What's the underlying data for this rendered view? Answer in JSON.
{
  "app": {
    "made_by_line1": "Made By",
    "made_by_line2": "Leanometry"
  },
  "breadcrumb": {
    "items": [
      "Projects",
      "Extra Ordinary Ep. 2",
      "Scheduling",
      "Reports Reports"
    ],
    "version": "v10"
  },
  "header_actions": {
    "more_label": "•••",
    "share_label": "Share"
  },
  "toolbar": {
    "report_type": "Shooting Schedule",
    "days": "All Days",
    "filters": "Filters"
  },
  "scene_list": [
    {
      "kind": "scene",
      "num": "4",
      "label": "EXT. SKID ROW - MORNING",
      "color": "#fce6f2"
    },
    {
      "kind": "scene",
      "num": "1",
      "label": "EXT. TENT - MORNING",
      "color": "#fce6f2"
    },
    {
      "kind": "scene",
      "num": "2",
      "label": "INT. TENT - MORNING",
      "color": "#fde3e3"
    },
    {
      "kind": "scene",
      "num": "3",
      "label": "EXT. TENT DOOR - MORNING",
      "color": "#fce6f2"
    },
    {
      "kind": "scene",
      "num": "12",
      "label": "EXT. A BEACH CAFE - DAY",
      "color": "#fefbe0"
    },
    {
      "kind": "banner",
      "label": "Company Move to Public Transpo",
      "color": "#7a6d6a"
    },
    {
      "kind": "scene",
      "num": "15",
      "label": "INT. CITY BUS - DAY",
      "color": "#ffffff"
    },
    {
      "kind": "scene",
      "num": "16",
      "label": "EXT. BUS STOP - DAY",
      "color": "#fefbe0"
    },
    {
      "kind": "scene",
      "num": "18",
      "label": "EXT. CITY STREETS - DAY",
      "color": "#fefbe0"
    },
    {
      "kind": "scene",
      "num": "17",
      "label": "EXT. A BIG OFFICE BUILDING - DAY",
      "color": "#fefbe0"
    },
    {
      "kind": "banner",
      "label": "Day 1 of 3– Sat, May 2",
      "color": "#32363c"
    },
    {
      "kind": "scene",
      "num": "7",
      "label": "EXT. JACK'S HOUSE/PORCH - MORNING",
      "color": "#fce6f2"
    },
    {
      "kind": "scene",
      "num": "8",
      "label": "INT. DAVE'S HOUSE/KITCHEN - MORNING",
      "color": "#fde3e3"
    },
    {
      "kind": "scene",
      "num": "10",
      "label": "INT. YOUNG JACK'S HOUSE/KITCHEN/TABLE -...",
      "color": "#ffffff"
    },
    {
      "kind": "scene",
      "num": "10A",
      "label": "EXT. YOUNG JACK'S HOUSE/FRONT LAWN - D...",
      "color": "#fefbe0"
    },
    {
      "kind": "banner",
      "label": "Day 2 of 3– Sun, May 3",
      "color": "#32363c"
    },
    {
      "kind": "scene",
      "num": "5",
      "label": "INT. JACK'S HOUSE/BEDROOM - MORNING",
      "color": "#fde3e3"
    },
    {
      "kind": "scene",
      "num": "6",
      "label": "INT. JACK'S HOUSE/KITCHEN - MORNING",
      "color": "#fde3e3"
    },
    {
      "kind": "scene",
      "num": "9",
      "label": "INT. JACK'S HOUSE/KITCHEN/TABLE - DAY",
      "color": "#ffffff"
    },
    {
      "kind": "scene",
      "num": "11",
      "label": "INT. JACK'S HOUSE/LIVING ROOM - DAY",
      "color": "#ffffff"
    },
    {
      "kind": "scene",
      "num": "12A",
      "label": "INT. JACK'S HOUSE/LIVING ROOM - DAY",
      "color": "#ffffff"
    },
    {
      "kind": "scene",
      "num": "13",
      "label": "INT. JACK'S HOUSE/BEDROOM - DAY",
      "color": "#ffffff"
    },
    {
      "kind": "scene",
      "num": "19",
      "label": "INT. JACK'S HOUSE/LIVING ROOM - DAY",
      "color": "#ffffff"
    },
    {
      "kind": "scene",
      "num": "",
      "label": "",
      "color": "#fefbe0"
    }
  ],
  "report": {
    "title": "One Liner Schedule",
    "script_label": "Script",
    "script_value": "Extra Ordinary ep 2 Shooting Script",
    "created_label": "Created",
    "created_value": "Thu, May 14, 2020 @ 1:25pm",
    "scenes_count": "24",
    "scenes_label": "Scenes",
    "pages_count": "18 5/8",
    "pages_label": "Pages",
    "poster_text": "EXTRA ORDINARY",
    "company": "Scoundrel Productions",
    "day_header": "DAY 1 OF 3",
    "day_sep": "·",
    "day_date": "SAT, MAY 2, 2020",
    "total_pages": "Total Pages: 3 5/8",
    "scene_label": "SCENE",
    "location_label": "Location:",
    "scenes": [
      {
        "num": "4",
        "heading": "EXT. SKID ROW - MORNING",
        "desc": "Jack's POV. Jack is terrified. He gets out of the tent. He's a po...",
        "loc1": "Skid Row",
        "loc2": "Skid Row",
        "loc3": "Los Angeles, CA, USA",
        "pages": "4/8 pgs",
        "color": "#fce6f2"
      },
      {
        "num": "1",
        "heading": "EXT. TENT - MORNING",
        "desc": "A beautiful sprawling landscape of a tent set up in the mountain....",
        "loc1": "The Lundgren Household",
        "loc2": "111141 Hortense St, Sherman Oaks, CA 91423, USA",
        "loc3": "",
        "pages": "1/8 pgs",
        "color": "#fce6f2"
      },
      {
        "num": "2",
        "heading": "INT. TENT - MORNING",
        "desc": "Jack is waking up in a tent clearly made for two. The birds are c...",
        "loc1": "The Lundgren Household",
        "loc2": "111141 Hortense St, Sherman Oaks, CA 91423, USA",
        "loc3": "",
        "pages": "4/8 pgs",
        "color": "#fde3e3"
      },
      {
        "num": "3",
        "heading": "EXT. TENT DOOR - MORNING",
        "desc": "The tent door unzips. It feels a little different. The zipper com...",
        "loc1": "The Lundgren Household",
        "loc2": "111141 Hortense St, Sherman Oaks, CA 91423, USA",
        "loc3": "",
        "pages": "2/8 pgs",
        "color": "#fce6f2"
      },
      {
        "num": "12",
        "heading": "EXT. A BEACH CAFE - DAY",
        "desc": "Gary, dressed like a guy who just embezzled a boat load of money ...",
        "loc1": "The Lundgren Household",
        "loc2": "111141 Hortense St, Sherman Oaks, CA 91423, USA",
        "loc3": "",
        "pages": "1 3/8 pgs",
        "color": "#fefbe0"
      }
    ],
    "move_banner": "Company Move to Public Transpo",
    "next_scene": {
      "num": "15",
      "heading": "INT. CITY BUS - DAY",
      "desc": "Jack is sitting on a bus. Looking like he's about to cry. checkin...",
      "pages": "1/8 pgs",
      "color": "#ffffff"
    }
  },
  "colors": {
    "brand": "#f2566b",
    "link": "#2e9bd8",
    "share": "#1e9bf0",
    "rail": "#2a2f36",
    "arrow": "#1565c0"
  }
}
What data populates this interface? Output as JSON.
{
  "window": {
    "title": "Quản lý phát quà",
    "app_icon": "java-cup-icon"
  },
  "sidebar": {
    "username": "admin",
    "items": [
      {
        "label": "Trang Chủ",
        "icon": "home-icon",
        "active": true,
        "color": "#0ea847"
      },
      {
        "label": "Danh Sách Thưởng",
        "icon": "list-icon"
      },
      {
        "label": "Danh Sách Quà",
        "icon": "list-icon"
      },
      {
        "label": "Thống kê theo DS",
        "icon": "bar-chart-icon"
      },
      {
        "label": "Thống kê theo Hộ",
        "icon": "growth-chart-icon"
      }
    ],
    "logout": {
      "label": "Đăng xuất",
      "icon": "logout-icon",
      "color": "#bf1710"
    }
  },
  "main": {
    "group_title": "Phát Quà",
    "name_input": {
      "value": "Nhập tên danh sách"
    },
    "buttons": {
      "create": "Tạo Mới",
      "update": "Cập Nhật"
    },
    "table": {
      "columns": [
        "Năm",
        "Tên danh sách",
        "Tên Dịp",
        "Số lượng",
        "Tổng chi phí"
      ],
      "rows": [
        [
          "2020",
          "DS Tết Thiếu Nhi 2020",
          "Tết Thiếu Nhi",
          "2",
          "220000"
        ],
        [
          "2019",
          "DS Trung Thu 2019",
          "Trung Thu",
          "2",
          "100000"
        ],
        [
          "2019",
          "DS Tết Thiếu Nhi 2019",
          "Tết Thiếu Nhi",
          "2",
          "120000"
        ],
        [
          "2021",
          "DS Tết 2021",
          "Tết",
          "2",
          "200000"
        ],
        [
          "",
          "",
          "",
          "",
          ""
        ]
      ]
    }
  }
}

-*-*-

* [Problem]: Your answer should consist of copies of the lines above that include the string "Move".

* [Result]:
      "label": "Company Move to Public Transpo",
    "move_banner": "Company Move to Public Transpo",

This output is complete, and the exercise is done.